It’s easy to see that Kidd thinks Wood’s flaws are detrimental in a manner that outweighs his contribution. It’s just hard not to call that attitude a problem of ego when a coach states that his basketball belief system leads to wins, while answering questions about underachieving losses.
Thee bigger picture is just as confusing. Why trade a pick for a player you aren’t interested in maximizing? Do you want to pay him an extension befitting a starter if he sometimes plays seventeen minutes? Why take a flier on a player with clear pros and cons, then punish him for his negatives even as the positives are as advertised? If Nico Harrison believed in him, how can there be such a disconnect between front office and coach? There are nuances that make the unresolved questions easier to accept–that the Mavericks moved players they had no use for and traded back into the draft to get the player they wanted.

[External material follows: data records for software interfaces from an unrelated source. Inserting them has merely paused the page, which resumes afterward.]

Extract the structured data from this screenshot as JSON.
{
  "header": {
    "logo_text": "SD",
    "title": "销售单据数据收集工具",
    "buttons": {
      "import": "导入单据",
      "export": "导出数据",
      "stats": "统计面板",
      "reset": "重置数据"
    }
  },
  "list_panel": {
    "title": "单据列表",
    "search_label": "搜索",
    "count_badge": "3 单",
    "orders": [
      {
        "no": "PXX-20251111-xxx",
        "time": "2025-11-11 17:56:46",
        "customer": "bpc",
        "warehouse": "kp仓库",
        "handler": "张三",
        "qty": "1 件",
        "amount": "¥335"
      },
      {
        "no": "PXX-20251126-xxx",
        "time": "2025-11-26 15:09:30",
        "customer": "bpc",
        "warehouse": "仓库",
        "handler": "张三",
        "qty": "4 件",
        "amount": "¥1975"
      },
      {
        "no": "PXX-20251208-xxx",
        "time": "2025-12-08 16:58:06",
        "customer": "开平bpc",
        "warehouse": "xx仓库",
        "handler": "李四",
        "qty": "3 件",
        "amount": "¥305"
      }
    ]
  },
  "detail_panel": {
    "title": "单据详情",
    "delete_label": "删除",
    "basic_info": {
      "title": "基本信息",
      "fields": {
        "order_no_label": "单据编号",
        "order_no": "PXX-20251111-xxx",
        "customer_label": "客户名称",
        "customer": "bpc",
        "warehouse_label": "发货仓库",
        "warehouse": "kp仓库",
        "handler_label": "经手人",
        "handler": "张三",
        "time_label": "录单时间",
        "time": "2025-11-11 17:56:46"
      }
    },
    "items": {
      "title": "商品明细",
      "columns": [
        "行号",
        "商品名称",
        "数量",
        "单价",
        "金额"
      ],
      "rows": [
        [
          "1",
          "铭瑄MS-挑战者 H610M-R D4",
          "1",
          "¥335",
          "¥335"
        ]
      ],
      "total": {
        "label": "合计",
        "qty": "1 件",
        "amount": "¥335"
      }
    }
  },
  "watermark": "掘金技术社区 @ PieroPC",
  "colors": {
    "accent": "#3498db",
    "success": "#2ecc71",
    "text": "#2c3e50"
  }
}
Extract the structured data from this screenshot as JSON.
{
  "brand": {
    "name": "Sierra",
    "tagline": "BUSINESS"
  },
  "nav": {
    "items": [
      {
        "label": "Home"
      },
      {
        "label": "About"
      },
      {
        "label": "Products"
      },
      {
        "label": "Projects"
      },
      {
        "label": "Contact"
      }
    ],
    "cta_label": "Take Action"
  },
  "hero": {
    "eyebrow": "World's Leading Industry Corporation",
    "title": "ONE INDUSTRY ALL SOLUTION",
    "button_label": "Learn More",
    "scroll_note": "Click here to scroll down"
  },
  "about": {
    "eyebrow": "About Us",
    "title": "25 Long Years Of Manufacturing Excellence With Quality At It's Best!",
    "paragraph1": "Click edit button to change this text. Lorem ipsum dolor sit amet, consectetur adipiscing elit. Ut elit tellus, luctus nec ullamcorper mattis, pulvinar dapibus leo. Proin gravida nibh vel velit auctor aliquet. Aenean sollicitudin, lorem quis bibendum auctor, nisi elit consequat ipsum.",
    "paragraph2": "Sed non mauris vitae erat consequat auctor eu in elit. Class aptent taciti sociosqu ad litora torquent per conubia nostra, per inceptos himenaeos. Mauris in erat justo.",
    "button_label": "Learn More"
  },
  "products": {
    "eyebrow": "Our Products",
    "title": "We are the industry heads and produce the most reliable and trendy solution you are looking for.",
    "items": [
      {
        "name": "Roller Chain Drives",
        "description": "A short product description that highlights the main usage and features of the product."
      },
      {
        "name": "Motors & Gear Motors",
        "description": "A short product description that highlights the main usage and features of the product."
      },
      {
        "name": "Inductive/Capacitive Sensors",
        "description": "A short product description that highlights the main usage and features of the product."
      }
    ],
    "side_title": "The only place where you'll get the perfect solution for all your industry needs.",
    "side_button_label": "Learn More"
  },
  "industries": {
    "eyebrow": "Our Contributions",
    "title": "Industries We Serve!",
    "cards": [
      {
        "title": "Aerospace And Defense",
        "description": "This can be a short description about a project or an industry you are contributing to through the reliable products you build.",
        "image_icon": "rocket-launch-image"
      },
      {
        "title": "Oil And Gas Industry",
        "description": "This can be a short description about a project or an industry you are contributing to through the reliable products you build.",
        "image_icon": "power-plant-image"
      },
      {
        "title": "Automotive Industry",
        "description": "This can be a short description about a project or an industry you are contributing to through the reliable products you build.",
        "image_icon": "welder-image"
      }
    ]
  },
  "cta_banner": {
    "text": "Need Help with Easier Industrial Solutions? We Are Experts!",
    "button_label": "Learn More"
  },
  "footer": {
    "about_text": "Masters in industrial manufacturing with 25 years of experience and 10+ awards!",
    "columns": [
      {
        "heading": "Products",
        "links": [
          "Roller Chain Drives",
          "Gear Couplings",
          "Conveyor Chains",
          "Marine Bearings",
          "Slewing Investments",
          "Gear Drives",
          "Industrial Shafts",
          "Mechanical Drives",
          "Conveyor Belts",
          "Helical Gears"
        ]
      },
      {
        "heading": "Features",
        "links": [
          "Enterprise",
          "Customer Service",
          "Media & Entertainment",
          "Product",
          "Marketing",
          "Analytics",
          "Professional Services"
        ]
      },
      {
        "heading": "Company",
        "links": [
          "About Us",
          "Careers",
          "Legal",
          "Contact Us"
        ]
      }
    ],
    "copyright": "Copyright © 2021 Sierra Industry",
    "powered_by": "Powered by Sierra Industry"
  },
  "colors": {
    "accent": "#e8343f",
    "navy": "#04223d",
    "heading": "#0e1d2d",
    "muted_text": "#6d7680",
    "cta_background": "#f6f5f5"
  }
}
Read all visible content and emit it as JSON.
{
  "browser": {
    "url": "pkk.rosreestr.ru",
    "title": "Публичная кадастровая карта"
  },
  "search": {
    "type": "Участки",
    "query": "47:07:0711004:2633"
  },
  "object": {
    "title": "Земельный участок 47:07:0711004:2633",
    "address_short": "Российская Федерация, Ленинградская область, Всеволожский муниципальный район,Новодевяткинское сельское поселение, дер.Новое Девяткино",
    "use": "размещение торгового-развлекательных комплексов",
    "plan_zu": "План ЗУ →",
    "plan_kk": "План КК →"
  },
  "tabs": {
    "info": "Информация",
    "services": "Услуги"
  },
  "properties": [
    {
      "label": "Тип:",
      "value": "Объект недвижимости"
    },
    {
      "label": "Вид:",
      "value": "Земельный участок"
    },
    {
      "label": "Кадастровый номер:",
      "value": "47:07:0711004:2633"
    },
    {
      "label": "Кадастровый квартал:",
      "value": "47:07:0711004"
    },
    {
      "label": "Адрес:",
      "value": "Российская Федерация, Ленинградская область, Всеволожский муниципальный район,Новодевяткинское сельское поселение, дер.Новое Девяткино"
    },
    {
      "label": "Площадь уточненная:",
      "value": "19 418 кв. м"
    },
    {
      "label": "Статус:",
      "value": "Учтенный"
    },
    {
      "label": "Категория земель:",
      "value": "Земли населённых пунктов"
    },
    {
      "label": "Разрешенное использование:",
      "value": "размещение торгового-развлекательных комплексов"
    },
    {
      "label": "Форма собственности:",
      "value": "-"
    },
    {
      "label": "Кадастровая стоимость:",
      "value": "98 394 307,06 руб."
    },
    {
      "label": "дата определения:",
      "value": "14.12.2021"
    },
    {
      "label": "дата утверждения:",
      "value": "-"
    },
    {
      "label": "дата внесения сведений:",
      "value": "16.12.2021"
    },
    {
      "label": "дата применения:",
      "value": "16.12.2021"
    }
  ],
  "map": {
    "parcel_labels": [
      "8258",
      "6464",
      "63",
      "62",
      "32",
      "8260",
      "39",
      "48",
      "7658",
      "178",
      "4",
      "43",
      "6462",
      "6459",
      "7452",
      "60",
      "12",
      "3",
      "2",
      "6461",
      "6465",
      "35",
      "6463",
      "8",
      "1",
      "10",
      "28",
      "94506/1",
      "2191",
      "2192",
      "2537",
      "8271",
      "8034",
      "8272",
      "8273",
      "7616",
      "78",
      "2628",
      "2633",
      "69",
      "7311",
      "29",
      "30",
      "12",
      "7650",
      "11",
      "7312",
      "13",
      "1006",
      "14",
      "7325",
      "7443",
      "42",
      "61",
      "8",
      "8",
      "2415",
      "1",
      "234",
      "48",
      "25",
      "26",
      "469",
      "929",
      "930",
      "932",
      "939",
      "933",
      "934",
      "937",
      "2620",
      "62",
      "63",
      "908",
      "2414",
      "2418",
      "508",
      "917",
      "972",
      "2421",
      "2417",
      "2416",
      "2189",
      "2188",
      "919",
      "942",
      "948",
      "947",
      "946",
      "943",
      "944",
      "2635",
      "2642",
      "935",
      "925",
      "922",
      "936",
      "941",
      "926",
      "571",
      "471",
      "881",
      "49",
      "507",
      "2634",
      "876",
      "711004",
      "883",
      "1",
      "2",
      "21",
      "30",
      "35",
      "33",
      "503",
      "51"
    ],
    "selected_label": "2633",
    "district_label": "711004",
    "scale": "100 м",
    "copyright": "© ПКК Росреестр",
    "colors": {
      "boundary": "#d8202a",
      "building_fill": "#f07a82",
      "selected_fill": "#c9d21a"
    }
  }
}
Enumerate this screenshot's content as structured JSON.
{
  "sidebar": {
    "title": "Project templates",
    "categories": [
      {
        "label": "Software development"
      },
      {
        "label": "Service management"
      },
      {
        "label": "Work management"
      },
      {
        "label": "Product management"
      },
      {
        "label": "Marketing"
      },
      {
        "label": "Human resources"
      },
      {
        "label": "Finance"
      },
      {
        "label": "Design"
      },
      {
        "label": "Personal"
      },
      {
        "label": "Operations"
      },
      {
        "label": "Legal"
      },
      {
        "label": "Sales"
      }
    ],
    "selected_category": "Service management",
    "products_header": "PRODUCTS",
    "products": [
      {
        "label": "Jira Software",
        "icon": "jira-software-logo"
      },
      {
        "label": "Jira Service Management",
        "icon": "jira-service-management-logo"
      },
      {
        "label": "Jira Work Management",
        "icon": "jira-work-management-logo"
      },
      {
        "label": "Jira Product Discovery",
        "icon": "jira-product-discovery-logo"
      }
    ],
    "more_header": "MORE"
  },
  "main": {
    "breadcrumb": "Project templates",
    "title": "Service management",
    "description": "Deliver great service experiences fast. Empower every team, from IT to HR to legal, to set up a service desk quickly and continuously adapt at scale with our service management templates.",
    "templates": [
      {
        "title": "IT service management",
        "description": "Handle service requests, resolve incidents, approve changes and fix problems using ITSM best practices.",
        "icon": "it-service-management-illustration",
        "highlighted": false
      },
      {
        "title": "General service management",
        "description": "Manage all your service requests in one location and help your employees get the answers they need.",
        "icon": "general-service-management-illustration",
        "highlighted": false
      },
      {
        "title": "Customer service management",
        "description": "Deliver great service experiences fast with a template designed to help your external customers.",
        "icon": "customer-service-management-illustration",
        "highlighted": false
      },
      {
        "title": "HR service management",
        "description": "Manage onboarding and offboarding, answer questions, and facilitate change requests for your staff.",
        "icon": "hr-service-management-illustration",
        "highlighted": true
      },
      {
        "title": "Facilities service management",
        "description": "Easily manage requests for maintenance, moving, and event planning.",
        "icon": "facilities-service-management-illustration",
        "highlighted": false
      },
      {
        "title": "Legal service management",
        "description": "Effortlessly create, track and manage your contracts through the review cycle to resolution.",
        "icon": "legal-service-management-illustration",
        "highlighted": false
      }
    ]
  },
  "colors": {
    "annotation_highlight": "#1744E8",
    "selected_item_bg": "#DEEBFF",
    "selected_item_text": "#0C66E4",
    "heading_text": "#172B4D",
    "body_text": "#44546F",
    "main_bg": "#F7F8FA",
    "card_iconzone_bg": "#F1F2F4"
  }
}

These nuances still suggest that Christian Wood’s integration is of little consequence, which is problematic when considering a roster starved of assets and overly-dependent on its superstar.
This is why Kidd’s attitude towards Wood’s role is so alarming; misplaced ego is one thing, but haphazard roster construction is more concerning. It’s hard to feel confident in the big picture when the small one is so murky; single games can be microcosms of the flaws and strengths of an organization’s team building vision. What the Dallas Mavericks must realize, sooner rather than later, is that the results of these games aren’t isolated incidents. That no one loss is just a loss, that the players besides Luka aren’t replaceable cogs, and that there is no set of principles which guarantee wins without talent to back them up.